This uplifting and fact-filled book is a rejuvenating way to spend some indoor time. It’s even better read on the swing outdoors, or on the patio, or in the woods. Wohlleben ends his writing with this: “When you take your next walk in the forest, give free rein to your imagination. In many cases, what you imagine is not so far removed from reality after all!” (p 158)

Without hesitation, I recommend this book to tree enthusiasts and people who love nature. It would also be a great gift to folks who, at present, may not be particularly tuned into nature and the environment. Education is, after all, a wonderful thing.

I give “The Hidden Life of Trees” the Johnston 5-Leaf Rating.

Noel Johnston has lived in Greeley since 1976. After a 37-year career as a high school English and theater teacher, Noel has been a Master Gardener since 2017.


Growing Asparagus in the Home Garden Ruth Sens

The best time to plant asparagus was three years ago, the second best time is now. If you love fresh asparagus and want to try growing it in your home garden, this is the season in Northern Colorado to get started. In a few years of effort, you’ll be harvesting your own fresh asparagus spears.

Asparagus can be started from seed or by planting quality year-old crowns. You can buy crowns at your local garden center or order online. I bought locally so I could select crowns that had 8-10 large roots and a fat, healthy looking bud cluster. Seed should be started indoors in January for transplanting in late April. Jersey Giant, Jersey Knight, and Purple Passion are the varieties recommended for our area.

Because asparagus can produce for 10-15 years, choose a sunny (8 hours/day minimum) spot in your garden with well-drained soil where the plants will be able to grow undisturbed. Before planting, soak the crowns in warm water for 2-4 hours. Thoroughly work in four inches of well-composted organic material to a depth of twelve inches before planting – this extra effort will pay off in larger yields.

Now dig a trench that is 4-5 inches deep and place the asparagus crowns 12-18 inches apart in the trench by carefully spreading the roots out with the bud cluster facing up. Carefully back-fill the trench so the asparagus crowns are covered over with just 1-2 inches of soil at this point. CSU Extension cautions not to bury the crowns too deep in the Northern Colorado home garden as it can smother them. When the crowns start growing, slowly cover the shoots with soil each week until the trench is filled back up and level with the rest of the garden.

Do not harvest any spears for at least the first two years to allow the crowns and roots to develop fully. Some sources say to wait three years. At two or three years, you can harvest asparagus spears for 4-6 weeks in early May to mid-June.

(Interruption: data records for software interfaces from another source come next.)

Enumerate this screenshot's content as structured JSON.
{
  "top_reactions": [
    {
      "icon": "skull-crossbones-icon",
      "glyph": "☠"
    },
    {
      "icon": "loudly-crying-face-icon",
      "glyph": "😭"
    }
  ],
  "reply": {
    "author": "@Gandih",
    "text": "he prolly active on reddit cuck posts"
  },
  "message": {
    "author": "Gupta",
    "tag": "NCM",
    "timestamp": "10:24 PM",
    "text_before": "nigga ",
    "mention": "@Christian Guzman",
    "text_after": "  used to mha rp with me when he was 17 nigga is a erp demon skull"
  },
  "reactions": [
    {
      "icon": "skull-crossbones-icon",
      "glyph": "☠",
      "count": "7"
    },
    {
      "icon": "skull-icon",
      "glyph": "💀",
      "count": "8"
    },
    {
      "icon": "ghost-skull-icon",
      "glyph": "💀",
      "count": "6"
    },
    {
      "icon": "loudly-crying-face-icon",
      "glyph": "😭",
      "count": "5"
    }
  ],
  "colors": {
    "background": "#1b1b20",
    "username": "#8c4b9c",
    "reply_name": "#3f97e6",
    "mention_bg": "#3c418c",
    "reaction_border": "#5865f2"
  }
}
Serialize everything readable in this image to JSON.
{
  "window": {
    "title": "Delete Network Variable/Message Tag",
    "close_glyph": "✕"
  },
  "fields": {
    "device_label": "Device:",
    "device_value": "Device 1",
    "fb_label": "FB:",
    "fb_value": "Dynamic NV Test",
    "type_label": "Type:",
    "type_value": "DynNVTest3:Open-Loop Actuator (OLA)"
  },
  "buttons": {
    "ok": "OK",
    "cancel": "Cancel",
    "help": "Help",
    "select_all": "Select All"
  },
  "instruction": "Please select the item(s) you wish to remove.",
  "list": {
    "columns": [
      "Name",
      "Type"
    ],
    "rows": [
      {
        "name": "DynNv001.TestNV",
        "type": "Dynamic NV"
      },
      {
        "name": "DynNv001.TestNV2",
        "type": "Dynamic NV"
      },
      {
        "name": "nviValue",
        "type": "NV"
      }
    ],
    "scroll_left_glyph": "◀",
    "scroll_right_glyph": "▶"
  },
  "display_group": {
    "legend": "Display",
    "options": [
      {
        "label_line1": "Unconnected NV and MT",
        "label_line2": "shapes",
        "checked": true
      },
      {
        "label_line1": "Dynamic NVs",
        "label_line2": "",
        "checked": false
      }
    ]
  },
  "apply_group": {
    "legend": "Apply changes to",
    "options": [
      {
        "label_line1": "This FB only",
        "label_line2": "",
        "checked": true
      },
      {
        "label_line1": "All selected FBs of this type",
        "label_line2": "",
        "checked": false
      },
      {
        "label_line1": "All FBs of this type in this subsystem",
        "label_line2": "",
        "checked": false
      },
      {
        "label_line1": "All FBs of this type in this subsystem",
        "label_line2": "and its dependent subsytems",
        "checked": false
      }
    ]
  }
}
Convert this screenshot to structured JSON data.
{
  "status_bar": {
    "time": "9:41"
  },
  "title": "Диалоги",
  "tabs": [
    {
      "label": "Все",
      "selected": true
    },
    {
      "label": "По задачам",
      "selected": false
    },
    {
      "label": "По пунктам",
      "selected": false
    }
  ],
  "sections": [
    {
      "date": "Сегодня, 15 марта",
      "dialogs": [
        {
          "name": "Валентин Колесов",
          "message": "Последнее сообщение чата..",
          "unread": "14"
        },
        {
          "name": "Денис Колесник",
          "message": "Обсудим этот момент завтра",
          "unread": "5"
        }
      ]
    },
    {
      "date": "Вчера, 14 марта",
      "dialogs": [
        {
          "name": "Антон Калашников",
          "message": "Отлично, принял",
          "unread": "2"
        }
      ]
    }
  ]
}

Only harvest spears that are larger than a pencil. Do not over-harvest. Break off the spears or carefully cut with a knife below the soil level being careful to not cut other spears coming up. Then let the ferns grow until fall and stand through winter. Trim back in spring before new spears start appearing.

During the first two years, water 1-2 inches per week. Asparagus is a heavy feeder and benefits from fertilizer (10-16-8) in spring as the growth starts and again mid-summer after the harvest. Mulching around the plants with 2-3 inches of organic material will keep the soil moist, stop weed growth, and protect the plants in winter.

For more information and tips for asparagus planting, visit the CSU Extension Vegetable Garden Hints for Asparagus.